Note: This is part three of a three part series on Theater-in-the-Round. Today, the focus is on having a panel-in-the-round. Enjoy!
While theater-in-the-round is a unique audience-centered seating arrangement, it is all the more challenging in which to have a robust panel discussion.
The most prevalent is the fishbowl format where the panelists sit in a circle on the center stage and the audience sits around the stage. In this format, the audience is “listening in” on the café-style conversation among the panelists. While this format fosters a much more intimate discussion, the audience will ALWAYS see the back(s) of at least one panelist. Furthermore, it becomes more problematic to engage the audience in a typical Q&A.
One way you can involve the audience is with the empty chair format. Add one extra chair in the room set up for your panel. So if you have confirmed 3 panelists, set the stage for 4 panelists.
The empty seat is for an audience member who has a strong point of view to add to the conversation. During the introductory remarks, invite the audience to come and sit in the seat if they have something constructive and of value to add to the conversation. Once that person has contributed, ask them to go back to their seat to let the next point of view emerge from the audience.
A more daring format is the musical chairs format where an audience member can tap any one panelist on the shoulder and replace that panelist in the chair.
And then for something completely different, you can use the 4 corners format which has been used quite successfully by Hugh Lee at Fusion Productions: The moderator takes 5-10 minutes to set up the session and introduce the keynote speaker. The keynoter speaks for 30-40 minutes and then takes a seat at front of stage. The moderator introduces Subject Matter Experts (SMEs) who are at the outside 4 corners of the room and facilitates the discussion/exchange between the 5 “points” in the room and questions come from the audience.

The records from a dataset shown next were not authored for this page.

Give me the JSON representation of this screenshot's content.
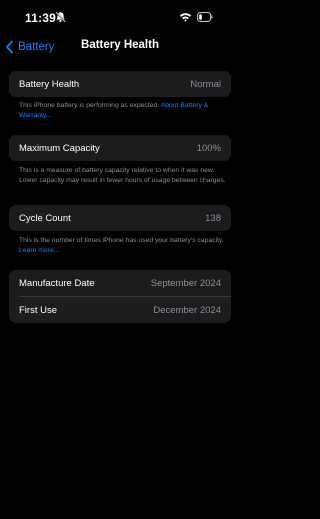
{
  "status_bar": {
    "time": "11:39"
  },
  "nav": {
    "back_label": "Battery",
    "title": "Battery Health"
  },
  "battery_health": {
    "label": "Battery Health",
    "value": "Normal"
  },
  "battery_health_note": {
    "text": "This iPhone battery is performing as expected. ",
    "link": "About Battery & Warranty..."
  },
  "maximum_capacity": {
    "label": "Maximum Capacity",
    "value": "100%"
  },
  "maximum_capacity_note": {
    "text": "This is a measure of battery capacity relative to when it was new. Lower capacity may result in fewer hours of usage between charges."
  },
  "cycle_count": {
    "label": "Cycle Count",
    "value": "138"
  },
  "cycle_count_note": {
    "text": "This is the number of times iPhone has used your battery's capacity. ",
    "link": "Learn more..."
  },
  "dates": {
    "manufacture_label": "Manufacture Date",
    "manufacture_value": "September 2024",
    "first_use_label": "First Use",
    "first_use_value": "December 2024"
  },
  "colors": {
    "accent": "#0a84ff",
    "group_bg": "#1c1c1e",
    "secondary_text": "#8e8e93"
  },
  "icons": [
    "focus-icon",
    "wifi-icon",
    "battery-icon",
    "chevron-left-icon"
  ]
}
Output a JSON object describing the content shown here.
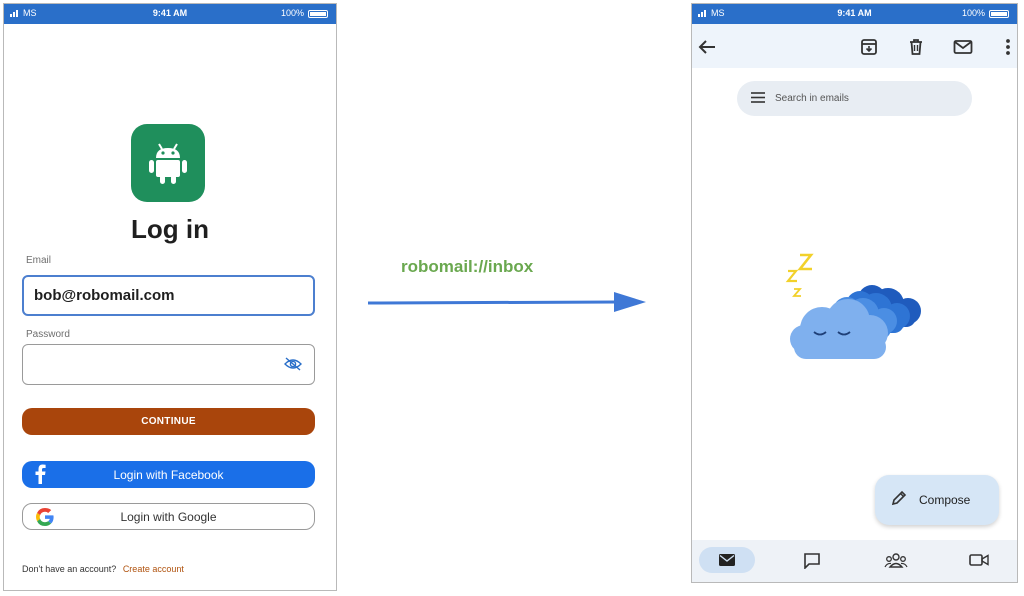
{
  "login_screen": {
    "status_bar": {
      "carrier": "MS",
      "time": "9:41 AM",
      "battery": "100%"
    },
    "title": "Log in",
    "email": {
      "label": "Email",
      "value": "bob@robomail.com"
    },
    "password": {
      "label": "Password",
      "value": ""
    },
    "continue_label": "CONTINUE",
    "facebook_label": "Login with Facebook",
    "google_label": "Login with Google",
    "signup_prompt": "Don't have an account?",
    "signup_link": "Create account"
  },
  "deep_link": {
    "label": "robomail://inbox"
  },
  "inbox_screen": {
    "status_bar": {
      "carrier": "MS",
      "time": "9:41 AM",
      "battery": "100%"
    },
    "toolbar_icons": [
      "back-arrow-icon",
      "archive-icon",
      "trash-icon",
      "mail-icon",
      "more-vert-icon"
    ],
    "search_placeholder": "Search in emails",
    "compose_label": "Compose",
    "bottom_nav_icons": [
      "mail-icon",
      "chat-icon",
      "meet-group-icon",
      "video-icon"
    ]
  },
  "colors": {
    "status_bar": "#2a6fc9",
    "app_logo": "#1f8f5c",
    "continue_button": "#a9450c",
    "facebook_button": "#1a6fe8",
    "deep_link_text": "#6aa84f",
    "arrow": "#3f78d6"
  }
}
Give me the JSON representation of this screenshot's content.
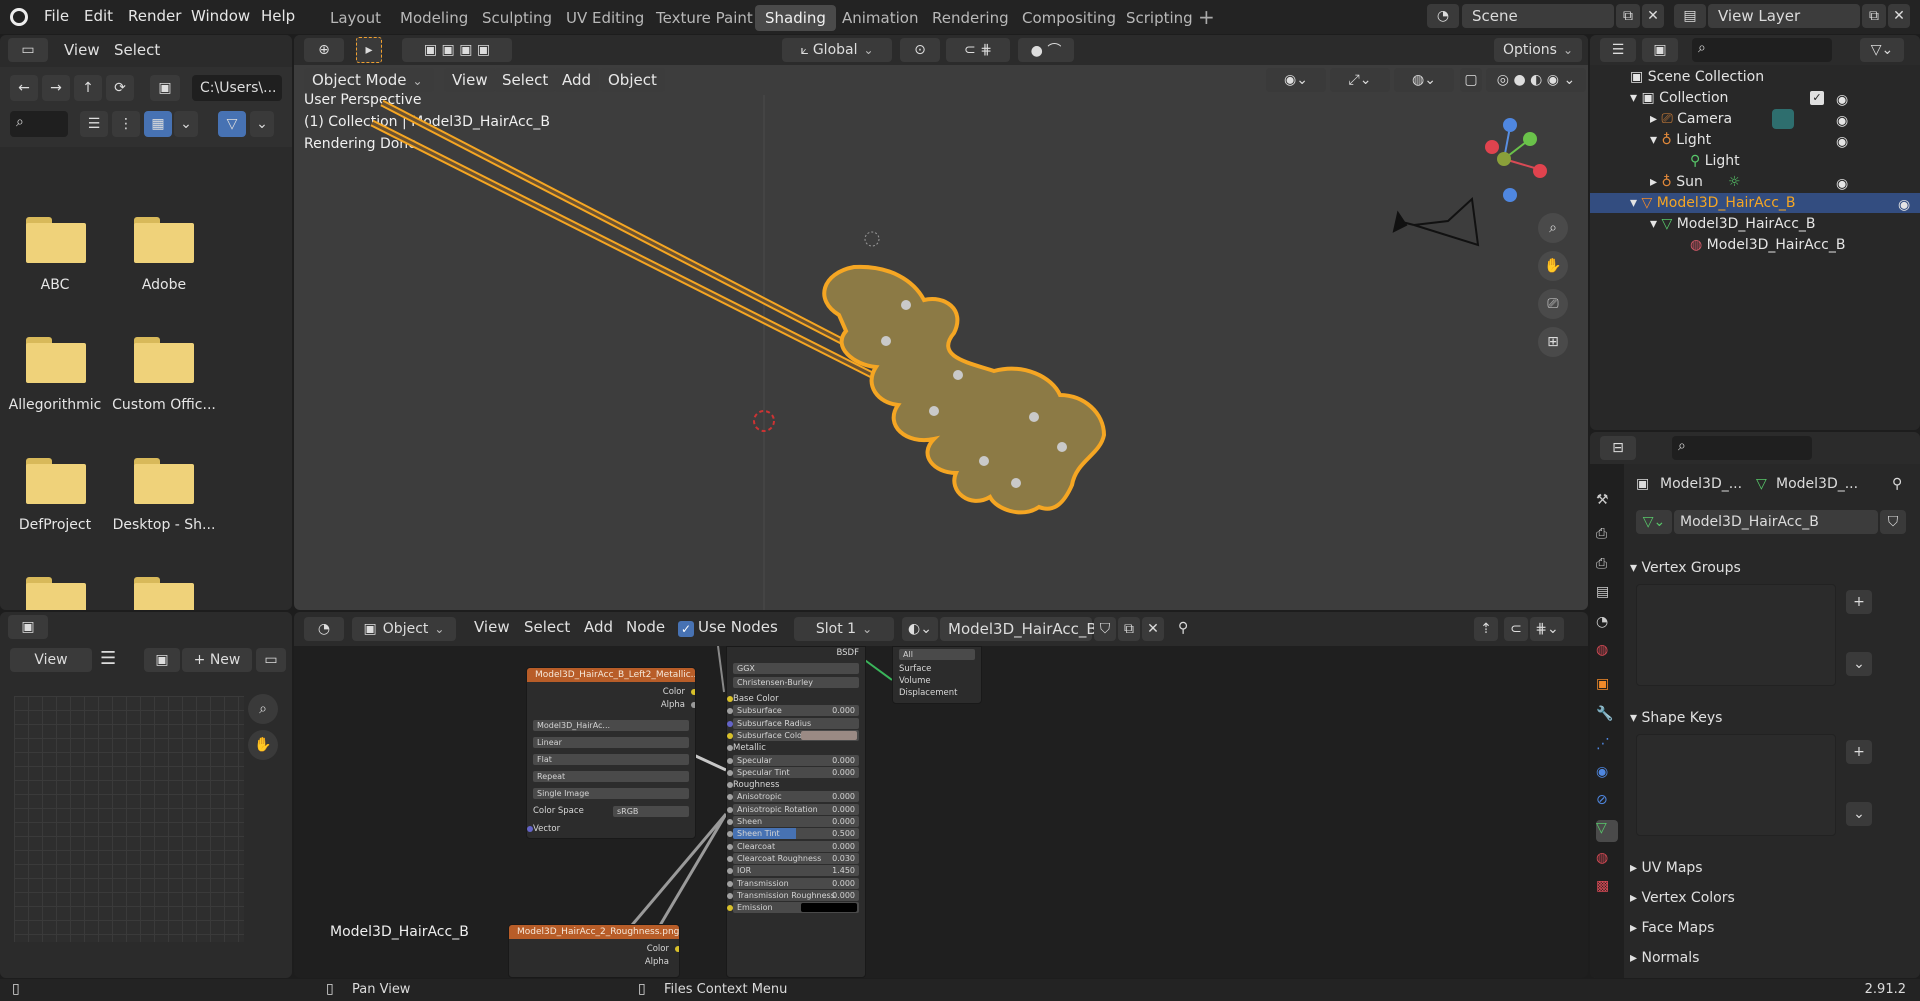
{
  "menubar": {
    "items": [
      "File",
      "Edit",
      "Render",
      "Window",
      "Help"
    ],
    "workspaces": [
      "Layout",
      "Modeling",
      "Sculpting",
      "UV Editing",
      "Texture Paint",
      "Shading",
      "Animation",
      "Rendering",
      "Compositing",
      "Scripting"
    ],
    "active_workspace": "Shading",
    "scene": "Scene",
    "view_layer": "View Layer"
  },
  "filebrowser": {
    "view": "View",
    "select": "Select",
    "path": "C:\\Users\\...",
    "folders": [
      "ABC",
      "Adobe",
      "Allegorithmic",
      "Custom Offic...",
      "DefProject",
      "Desktop - Sh...",
      "",
      ""
    ]
  },
  "imageeditor": {
    "view": "View",
    "new": "New"
  },
  "viewport": {
    "mode": "Object Mode",
    "menus": [
      "View",
      "Select",
      "Add",
      "Object"
    ],
    "transform": "Global",
    "options": "Options",
    "overlay_lines": [
      "User Perspective",
      "(1) Collection | Model3D_HairAcc_B",
      "Rendering Done"
    ]
  },
  "nodeeditor": {
    "type": "Object",
    "menus": [
      "View",
      "Select",
      "Add",
      "Node"
    ],
    "use_nodes": "Use Nodes",
    "slot": "Slot 1",
    "material": "Model3D_HairAcc_B",
    "label": "Model3D_HairAcc_B",
    "tex1": {
      "title": "Model3D_HairAcc_B_Left2_Metallic...",
      "out": [
        "Color",
        "Alpha"
      ],
      "img": "Model3D_HairAc...",
      "fields": [
        "Linear",
        "Flat",
        "Repeat",
        "Single Image"
      ],
      "colorspace_label": "Color Space",
      "colorspace": "sRGB",
      "vector": "Vector"
    },
    "tex2": {
      "title": "Model3D_HairAcc_2_Roughness.png",
      "out": [
        "Color",
        "Alpha"
      ]
    },
    "bsdf": {
      "top": "BSDF",
      "dist": "GGX",
      "sss": "Christensen-Burley",
      "rows": [
        [
          "Base Color",
          ""
        ],
        [
          "Subsurface",
          "0.000"
        ],
        [
          "Subsurface Radius",
          ""
        ],
        [
          "Subsurface Color",
          ""
        ],
        [
          "Metallic",
          ""
        ],
        [
          "Specular",
          "0.000"
        ],
        [
          "Specular Tint",
          "0.000"
        ],
        [
          "Roughness",
          ""
        ],
        [
          "Anisotropic",
          "0.000"
        ],
        [
          "Anisotropic Rotation",
          "0.000"
        ],
        [
          "Sheen",
          "0.000"
        ],
        [
          "Sheen Tint",
          "0.500"
        ],
        [
          "Clearcoat",
          "0.000"
        ],
        [
          "Clearcoat Roughness",
          "0.030"
        ],
        [
          "IOR",
          "1.450"
        ],
        [
          "Transmission",
          "0.000"
        ],
        [
          "Transmission Roughness",
          "0.000"
        ],
        [
          "Emission",
          ""
        ]
      ]
    },
    "output": {
      "target": "All",
      "rows": [
        "Surface",
        "Volume",
        "Displacement"
      ]
    }
  },
  "outliner": {
    "items": [
      {
        "label": "Scene Collection"
      },
      {
        "label": "Collection"
      },
      {
        "label": "Camera"
      },
      {
        "label": "Light"
      },
      {
        "label": "Light"
      },
      {
        "label": "Sun"
      },
      {
        "label": "Model3D_HairAcc_B"
      },
      {
        "label": "Model3D_HairAcc_B"
      },
      {
        "label": "Model3D_HairAcc_B"
      }
    ]
  },
  "properties": {
    "obj_short": "Model3D_...",
    "data_short": "Model3D_...",
    "mesh_name": "Model3D_HairAcc_B",
    "sections": [
      "Vertex Groups",
      "Shape Keys",
      "UV Maps",
      "Vertex Colors",
      "Face Maps",
      "Normals"
    ]
  },
  "status": {
    "pan": "Pan View",
    "ctx": "Files Context Menu",
    "version": "2.91.2"
  },
  "colors": {
    "accent": "#4772b3",
    "orange": "#f5a623",
    "active_row": "#334d80"
  }
}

Kristin Arnold, professional panel moderator and high stakes meeting facilitator, shares her best practices for interactive, interesting, and engaging panel presentations. For more resources like this, or to have Kristin moderate your next panel visit the Powerful Panels official website.